What you need to do. Look through the entries below, please, and copy every line with the word "true".

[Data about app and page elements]
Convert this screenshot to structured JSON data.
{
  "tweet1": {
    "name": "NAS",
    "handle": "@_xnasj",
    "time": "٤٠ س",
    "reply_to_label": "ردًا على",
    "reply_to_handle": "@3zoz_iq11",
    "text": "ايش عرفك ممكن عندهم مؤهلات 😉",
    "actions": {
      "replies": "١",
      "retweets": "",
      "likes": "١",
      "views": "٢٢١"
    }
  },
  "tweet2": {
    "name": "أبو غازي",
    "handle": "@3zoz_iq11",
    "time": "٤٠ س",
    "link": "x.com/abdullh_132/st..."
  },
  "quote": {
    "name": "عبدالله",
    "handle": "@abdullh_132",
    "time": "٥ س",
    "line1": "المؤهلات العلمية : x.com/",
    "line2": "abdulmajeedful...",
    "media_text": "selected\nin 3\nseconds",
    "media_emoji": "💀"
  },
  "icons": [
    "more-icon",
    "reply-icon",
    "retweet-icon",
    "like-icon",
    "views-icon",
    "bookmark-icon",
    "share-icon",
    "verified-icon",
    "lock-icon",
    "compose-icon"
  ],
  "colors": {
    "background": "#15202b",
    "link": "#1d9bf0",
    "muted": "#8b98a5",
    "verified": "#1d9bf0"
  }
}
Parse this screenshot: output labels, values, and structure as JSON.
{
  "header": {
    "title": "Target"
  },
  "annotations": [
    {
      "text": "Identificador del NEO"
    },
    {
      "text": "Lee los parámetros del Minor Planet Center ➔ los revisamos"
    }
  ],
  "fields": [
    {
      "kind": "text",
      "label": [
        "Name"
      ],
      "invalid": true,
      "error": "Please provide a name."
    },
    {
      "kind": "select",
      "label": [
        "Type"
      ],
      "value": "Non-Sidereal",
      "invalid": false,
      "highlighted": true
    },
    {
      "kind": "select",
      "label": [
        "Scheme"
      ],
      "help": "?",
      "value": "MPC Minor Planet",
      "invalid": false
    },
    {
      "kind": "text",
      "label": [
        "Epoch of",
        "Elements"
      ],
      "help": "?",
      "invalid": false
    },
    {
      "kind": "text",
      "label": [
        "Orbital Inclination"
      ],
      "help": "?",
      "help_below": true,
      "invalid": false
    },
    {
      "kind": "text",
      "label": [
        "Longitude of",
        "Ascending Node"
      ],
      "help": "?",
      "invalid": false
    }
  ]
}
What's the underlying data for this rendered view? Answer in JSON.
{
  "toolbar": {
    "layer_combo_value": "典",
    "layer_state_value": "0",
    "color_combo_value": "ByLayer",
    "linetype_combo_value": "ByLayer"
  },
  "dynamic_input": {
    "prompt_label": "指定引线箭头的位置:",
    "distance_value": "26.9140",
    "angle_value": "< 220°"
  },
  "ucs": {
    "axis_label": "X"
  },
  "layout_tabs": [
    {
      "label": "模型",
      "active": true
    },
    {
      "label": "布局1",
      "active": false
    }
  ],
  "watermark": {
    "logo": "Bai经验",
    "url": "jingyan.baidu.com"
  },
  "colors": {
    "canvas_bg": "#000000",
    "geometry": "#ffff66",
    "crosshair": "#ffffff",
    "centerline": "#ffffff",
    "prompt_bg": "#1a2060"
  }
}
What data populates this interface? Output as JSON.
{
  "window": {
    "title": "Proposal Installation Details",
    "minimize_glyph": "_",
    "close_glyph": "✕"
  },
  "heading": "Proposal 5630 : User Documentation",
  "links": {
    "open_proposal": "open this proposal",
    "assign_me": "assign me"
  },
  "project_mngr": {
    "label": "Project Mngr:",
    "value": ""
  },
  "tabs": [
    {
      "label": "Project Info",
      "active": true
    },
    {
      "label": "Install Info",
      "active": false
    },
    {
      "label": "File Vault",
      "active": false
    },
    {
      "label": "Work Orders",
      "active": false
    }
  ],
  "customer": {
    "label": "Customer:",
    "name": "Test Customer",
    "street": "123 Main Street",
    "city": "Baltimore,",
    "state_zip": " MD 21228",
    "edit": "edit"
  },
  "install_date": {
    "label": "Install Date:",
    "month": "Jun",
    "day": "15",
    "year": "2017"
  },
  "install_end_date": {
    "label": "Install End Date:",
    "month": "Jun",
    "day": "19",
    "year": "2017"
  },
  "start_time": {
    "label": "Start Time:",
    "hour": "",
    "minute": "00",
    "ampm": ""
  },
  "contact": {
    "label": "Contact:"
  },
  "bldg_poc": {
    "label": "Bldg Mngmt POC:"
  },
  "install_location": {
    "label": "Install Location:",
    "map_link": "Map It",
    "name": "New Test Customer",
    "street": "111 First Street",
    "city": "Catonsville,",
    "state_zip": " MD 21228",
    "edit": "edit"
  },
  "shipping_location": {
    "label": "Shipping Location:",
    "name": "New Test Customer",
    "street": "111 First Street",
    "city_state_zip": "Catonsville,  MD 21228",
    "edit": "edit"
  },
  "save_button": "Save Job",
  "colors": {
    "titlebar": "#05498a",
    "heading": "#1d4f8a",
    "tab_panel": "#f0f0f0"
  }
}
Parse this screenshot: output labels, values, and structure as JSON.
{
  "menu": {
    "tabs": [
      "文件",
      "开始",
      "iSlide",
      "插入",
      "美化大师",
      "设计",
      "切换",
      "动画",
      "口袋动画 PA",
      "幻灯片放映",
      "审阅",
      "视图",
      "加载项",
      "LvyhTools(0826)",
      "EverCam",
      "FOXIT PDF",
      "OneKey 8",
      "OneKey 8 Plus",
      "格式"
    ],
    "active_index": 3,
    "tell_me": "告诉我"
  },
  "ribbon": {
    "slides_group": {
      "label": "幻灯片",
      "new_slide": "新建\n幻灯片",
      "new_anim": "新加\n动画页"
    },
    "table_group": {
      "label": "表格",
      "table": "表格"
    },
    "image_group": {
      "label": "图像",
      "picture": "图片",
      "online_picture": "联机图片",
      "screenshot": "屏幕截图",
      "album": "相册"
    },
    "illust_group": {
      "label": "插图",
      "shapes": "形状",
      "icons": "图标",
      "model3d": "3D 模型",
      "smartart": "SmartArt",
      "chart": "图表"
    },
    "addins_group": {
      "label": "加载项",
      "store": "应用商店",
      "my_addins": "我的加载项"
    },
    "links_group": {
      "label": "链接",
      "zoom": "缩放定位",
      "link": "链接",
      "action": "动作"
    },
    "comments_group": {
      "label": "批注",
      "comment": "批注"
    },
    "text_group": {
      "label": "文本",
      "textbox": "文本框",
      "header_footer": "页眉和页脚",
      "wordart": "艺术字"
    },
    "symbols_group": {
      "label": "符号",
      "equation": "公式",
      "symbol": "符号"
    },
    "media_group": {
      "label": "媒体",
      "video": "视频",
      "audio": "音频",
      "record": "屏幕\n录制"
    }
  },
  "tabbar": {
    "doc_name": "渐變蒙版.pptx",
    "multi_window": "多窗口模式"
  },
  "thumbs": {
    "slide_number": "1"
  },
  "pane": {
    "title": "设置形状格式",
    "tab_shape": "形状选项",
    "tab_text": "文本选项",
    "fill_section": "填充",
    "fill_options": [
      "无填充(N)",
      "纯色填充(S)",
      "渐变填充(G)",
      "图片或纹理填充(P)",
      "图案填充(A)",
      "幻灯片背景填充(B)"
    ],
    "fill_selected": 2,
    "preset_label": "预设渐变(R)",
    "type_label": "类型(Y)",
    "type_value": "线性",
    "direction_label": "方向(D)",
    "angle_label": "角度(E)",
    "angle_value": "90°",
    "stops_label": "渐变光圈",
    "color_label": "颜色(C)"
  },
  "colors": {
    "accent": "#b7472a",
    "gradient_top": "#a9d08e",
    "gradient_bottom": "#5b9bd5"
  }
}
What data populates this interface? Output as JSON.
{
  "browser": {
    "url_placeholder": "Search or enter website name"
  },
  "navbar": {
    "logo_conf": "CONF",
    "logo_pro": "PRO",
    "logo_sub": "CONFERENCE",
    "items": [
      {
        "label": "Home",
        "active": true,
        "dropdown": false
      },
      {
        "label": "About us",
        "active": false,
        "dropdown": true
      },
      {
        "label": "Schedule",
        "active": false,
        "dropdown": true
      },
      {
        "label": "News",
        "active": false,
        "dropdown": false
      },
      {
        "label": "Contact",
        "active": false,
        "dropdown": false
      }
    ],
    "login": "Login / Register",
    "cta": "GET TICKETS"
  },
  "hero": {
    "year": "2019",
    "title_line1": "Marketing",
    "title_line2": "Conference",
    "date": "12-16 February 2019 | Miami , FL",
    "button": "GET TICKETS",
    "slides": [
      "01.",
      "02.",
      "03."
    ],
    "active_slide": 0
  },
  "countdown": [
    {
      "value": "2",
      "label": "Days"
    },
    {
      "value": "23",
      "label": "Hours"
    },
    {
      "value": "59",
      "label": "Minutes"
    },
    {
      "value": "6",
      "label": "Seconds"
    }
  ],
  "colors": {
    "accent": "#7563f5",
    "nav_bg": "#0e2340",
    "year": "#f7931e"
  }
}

Expected output.
      "invalid": true,
      "highlighted": true
      "help_below": true,
      "active": true
      "active": true
        "active": true,
        "dropdown": true
        "dropdown": true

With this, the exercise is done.